# Exercise details:
Find and copy each line in the material below where the string "Internet" occurs.

=== Given entries ===

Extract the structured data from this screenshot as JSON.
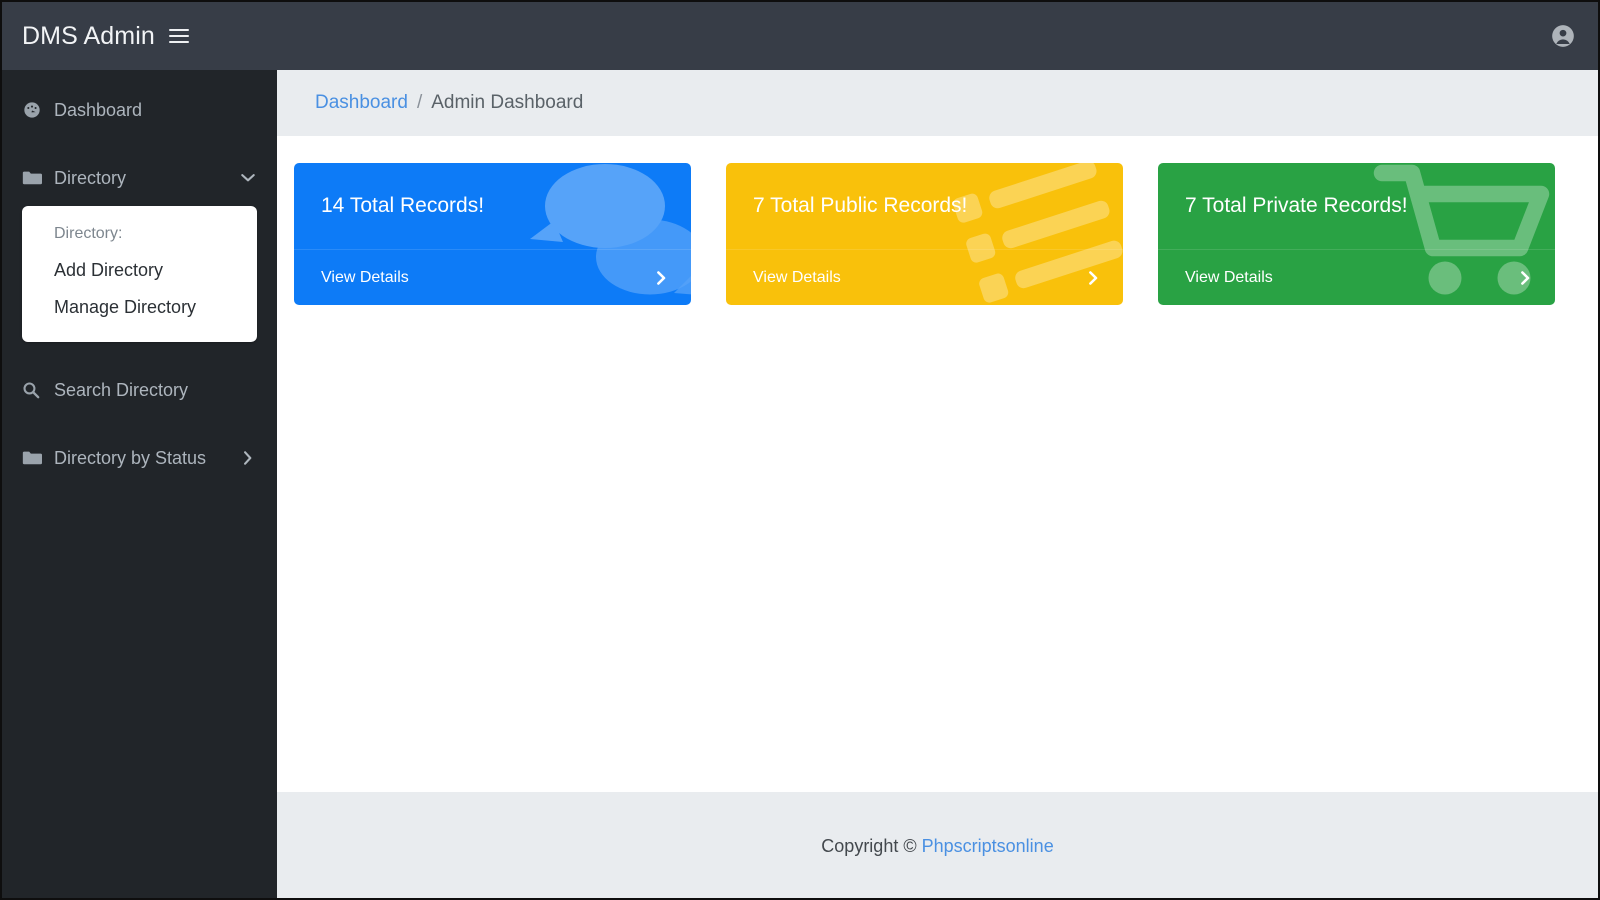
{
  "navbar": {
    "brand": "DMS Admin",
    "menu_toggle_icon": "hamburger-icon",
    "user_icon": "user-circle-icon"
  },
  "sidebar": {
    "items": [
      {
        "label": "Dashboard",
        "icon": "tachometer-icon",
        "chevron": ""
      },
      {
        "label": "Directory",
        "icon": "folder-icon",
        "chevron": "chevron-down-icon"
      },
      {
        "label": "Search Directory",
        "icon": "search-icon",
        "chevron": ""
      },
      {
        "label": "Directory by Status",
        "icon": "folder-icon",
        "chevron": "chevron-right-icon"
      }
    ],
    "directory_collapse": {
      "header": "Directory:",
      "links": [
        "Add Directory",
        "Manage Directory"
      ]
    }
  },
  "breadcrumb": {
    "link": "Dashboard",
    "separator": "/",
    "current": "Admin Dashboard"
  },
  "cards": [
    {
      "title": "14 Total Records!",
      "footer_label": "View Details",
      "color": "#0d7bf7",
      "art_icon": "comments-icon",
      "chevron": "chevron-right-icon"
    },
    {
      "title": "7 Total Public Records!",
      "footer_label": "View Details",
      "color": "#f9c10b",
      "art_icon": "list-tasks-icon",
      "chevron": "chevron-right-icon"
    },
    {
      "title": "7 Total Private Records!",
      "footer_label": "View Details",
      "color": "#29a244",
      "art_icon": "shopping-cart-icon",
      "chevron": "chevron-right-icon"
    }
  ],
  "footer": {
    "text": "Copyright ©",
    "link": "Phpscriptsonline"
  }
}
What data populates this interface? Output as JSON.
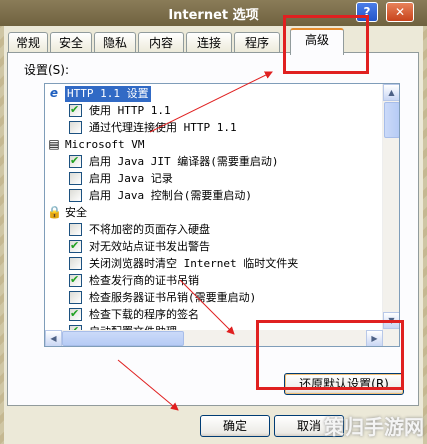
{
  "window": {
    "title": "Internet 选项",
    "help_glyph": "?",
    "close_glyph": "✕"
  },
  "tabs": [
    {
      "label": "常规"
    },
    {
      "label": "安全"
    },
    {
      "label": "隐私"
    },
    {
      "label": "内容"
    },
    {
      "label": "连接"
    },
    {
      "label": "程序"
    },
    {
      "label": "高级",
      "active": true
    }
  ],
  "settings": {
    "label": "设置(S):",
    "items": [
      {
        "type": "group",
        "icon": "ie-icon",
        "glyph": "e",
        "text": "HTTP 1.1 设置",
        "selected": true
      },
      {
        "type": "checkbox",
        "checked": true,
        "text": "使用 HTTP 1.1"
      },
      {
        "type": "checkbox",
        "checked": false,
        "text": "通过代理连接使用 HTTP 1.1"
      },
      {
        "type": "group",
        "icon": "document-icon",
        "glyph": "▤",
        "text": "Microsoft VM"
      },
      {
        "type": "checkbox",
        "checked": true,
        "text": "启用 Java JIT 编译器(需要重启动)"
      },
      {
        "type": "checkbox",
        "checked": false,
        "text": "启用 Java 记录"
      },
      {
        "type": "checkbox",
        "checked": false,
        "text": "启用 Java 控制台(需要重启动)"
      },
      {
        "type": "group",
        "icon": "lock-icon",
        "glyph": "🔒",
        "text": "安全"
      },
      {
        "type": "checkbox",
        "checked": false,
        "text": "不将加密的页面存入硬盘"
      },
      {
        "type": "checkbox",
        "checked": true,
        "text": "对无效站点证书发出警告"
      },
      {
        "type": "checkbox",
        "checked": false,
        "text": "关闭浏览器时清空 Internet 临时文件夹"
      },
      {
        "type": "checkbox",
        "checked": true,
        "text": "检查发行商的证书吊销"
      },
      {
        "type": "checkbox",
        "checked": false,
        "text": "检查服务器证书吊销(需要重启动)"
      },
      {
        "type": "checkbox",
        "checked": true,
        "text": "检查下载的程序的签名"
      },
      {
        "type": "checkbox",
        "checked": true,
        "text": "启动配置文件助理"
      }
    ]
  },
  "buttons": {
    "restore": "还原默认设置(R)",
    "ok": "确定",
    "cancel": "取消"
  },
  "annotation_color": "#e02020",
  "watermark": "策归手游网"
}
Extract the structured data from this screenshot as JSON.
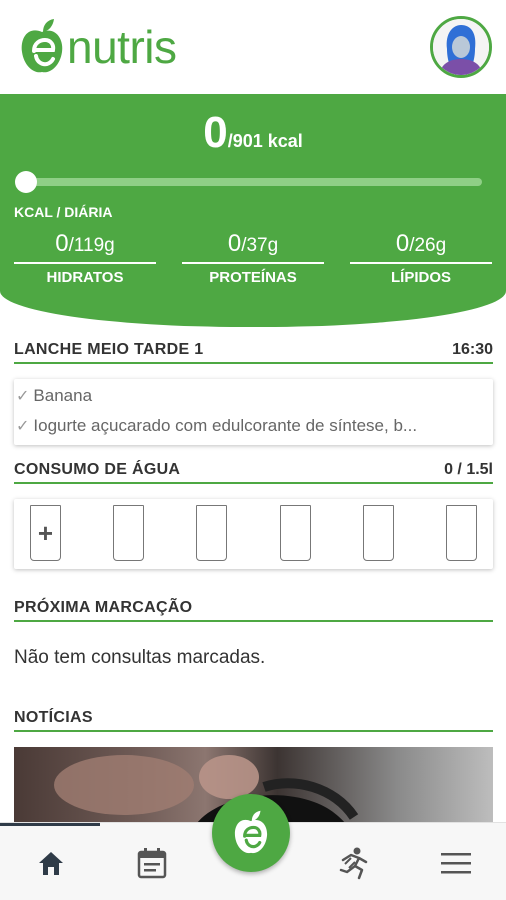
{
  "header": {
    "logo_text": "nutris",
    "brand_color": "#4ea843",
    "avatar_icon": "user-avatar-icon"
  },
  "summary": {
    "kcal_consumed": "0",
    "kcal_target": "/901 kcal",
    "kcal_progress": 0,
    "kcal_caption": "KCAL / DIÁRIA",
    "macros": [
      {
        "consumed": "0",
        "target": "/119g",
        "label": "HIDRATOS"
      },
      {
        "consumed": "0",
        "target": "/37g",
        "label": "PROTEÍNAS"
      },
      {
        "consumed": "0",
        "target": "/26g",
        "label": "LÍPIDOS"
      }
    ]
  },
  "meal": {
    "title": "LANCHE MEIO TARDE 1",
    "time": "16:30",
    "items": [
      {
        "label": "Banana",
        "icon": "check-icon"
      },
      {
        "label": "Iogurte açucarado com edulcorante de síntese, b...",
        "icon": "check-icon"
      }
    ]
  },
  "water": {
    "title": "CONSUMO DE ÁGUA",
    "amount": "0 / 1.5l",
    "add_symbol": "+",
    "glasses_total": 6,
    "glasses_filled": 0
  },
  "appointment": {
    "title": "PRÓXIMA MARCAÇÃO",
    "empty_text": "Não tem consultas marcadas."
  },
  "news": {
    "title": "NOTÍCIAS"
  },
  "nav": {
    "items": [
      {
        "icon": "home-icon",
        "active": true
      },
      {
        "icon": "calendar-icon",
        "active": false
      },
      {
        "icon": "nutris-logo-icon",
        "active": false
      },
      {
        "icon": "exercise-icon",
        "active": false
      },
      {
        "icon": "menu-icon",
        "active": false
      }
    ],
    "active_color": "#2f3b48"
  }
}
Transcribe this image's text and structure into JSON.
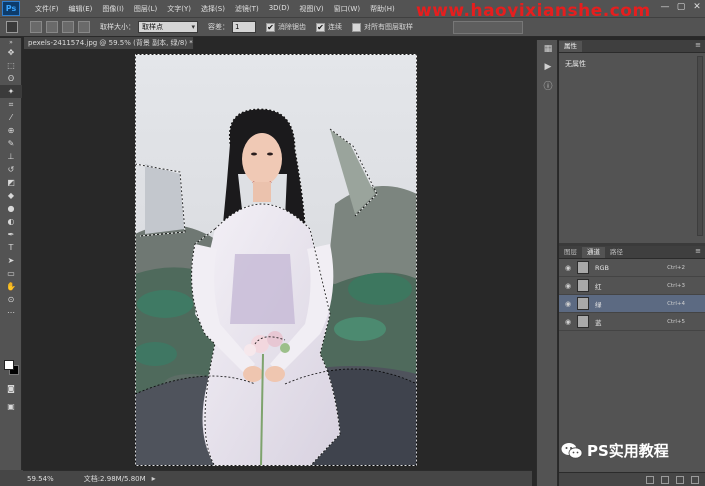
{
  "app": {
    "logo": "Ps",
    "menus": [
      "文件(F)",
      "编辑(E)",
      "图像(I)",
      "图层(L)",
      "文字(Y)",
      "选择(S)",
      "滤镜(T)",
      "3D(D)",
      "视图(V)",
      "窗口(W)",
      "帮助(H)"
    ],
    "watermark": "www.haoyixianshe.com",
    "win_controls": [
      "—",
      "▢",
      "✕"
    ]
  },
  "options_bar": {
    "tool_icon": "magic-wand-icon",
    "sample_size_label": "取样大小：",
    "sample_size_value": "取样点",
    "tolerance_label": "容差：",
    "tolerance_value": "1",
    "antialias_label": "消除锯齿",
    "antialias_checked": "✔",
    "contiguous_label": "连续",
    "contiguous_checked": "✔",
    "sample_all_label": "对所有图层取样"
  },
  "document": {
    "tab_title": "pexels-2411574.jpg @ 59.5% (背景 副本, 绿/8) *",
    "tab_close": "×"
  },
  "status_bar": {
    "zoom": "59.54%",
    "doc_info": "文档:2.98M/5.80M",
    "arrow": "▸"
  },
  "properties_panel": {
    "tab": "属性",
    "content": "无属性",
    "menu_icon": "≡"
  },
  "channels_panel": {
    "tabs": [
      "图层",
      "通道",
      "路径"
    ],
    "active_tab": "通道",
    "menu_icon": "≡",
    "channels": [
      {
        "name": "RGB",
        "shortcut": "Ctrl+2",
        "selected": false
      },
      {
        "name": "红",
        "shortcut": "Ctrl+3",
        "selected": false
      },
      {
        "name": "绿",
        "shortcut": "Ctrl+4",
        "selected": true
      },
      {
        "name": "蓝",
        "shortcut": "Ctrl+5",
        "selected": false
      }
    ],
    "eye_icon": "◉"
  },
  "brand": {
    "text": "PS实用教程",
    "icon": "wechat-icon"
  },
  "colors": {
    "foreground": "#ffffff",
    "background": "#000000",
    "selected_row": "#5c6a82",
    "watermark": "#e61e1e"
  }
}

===

# Exercise output:
    "title": "Internet 选项",
        "text": "关闭浏览器时清空 Internet 临时文件夹"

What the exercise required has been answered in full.